Filter the records below, keeping only lines with the string "package".

___ Material supplied ___

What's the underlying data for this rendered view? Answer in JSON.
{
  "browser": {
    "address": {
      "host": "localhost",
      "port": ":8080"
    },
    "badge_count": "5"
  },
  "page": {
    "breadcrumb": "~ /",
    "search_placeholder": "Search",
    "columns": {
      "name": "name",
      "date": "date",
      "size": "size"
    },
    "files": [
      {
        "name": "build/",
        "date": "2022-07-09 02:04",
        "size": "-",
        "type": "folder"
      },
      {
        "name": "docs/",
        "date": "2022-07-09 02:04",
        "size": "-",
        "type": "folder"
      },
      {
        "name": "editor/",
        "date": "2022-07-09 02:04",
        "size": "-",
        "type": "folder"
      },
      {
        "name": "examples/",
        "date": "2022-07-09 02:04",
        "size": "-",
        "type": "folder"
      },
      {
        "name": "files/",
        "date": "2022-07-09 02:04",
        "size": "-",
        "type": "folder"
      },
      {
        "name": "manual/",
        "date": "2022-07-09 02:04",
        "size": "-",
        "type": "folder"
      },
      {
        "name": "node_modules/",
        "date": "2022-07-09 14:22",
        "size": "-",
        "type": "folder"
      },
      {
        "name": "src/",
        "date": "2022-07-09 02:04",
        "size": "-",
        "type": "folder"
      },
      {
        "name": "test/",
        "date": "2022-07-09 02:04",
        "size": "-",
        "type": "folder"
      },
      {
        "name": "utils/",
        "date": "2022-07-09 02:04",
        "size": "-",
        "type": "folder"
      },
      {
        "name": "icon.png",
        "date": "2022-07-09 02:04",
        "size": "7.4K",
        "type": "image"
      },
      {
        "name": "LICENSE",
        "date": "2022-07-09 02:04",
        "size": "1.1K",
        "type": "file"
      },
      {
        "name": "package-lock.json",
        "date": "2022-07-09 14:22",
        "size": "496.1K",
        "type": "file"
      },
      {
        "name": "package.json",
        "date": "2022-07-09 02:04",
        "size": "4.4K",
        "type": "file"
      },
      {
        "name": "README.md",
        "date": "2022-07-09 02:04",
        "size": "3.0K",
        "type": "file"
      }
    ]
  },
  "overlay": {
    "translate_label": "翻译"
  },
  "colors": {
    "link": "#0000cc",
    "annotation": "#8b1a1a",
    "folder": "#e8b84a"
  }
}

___

§ Response box
        "name": "package-lock.json",
        "name": "package.json",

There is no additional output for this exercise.